Tuesday, 27 March 2012

A small touch of silence.

Bubbly under the lights at the Hippodrome

 I have these great expectations that I'll write a blog post every week but the days seem to speed away from me. Here I am again wincing at the date of the last post written and resolving to buck up my ideas. Much as I love routine, it is also something that I find difficult to stick to. There is an unseasonable heatwave hitting our coast making it very hard to stay inside when I could be sitting in the sun with the cat and the knitting. Not to worry, better to be late than not at all.

Beautiful curves.

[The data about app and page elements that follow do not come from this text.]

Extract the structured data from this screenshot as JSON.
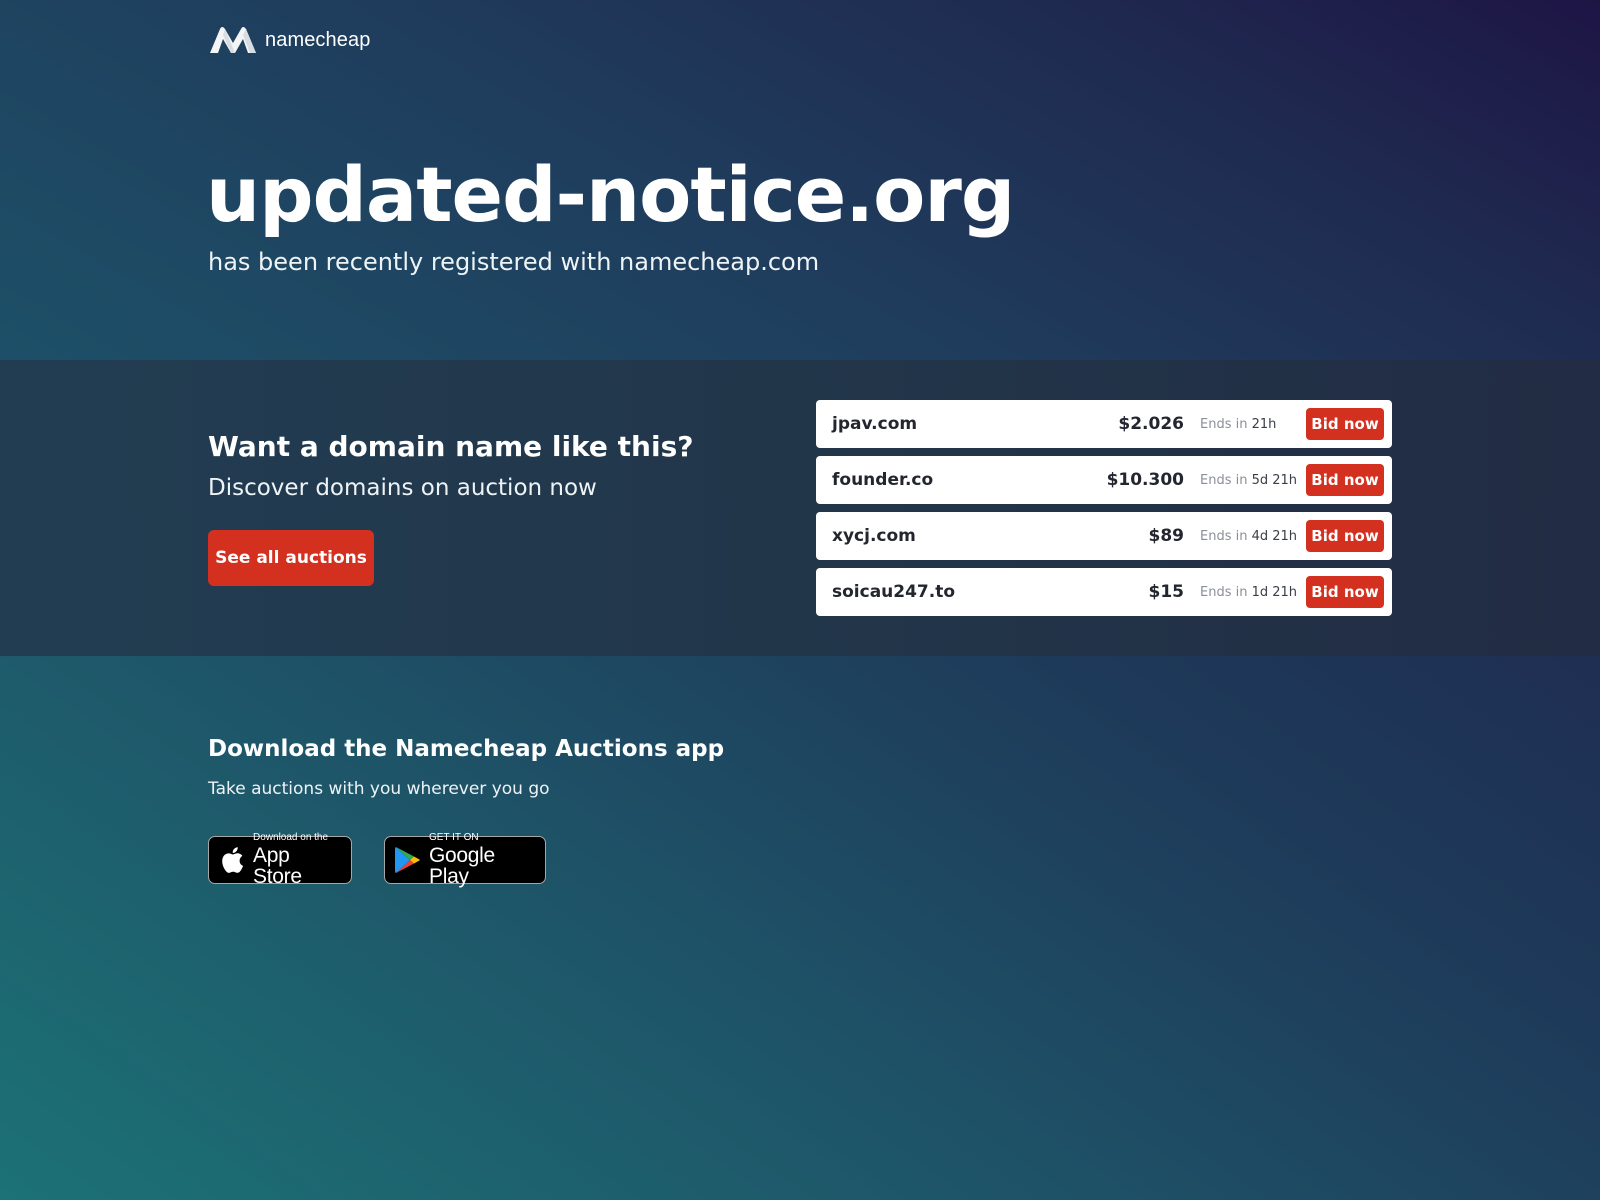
{
  "brand": {
    "name": "namecheap",
    "logo_icon": "namecheap-logo-icon"
  },
  "hero": {
    "domain": "updated-notice.org",
    "subtitle": "has been recently registered with namecheap.com"
  },
  "auctions": {
    "title": "Want a domain name like this?",
    "subtitle": "Discover domains on auction now",
    "see_all_label": "See all auctions",
    "ends_prefix": "Ends in",
    "bid_label": "Bid now",
    "items": [
      {
        "name": "jpav.com",
        "price": "$2.026",
        "ends": "21h"
      },
      {
        "name": "founder.co",
        "price": "$10.300",
        "ends": "5d 21h"
      },
      {
        "name": "xycj.com",
        "price": "$89",
        "ends": "4d 21h"
      },
      {
        "name": "soicau247.to",
        "price": "$15",
        "ends": "1d 21h"
      }
    ]
  },
  "app": {
    "title": "Download the Namecheap Auctions app",
    "subtitle": "Take auctions with you wherever you go",
    "appstore_small": "Download on the",
    "appstore_large": "App Store",
    "googleplay_small": "GET IT ON",
    "googleplay_large": "Google Play"
  },
  "colors": {
    "accent": "#d3301f",
    "text_dark": "#23262f"
  }
}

I spent a weekend recently, at the Hippodrome Festival of Silent Film in Bo'ness. The Hippodrome is Scotland's oldest purpose built cinema and was restored a few years ago. It is a small gem of a place, all curves and plush reds. The only way to tell that the seats are not the originals is the lack of ashtrays on the back.  When this cinema ( and film itself ) was a youngster, everything on and off screen was wrapped in a blue haze of cigarette smoke.  These days the smokers stand outside in the cold but you can guarantee a very warm welcome inside. We watched everything from extravagantly camp swash buckling from Douglas Fairbanks to early Stan Laurel and a revelation ( to me ) of the genius of Charley Chase. The Scottish Screen Archive showed some of their films of Scottish life which, like the wonderful Japanese film, I Was Born, But proved that time and distance are no match for our common experiences. Although the films were silent they were far from quiet. They were all accompanied by musicians, some of whom had written new scores and in one case we also had the talents of a film explainer who added a whole new dimension to what we were watching.  Great fun and a wonderful community feeling, the local shops had special window displays and I could swear that in one cafe Charlie Chaplin was doing the cooking!

In the Ivy cafe
 And now a heat wave, how strange to be putting on suncream in March. The garden is shimmering with light and the bees and butterflies are beginning to show themselves. In a moment of terrible timing I decided to knit an aran jumper after finishing a lovely fiddly lace scarf last week.  My knitting bag is filled with thick heavy handspun and size five needles. Even if it wasn't too hot to knit the damn thing it would certainly be too hot to wear it when I'm finished. The good news? There is snow forecast for the hills this weekend!

Too hot for Aran!

No comments: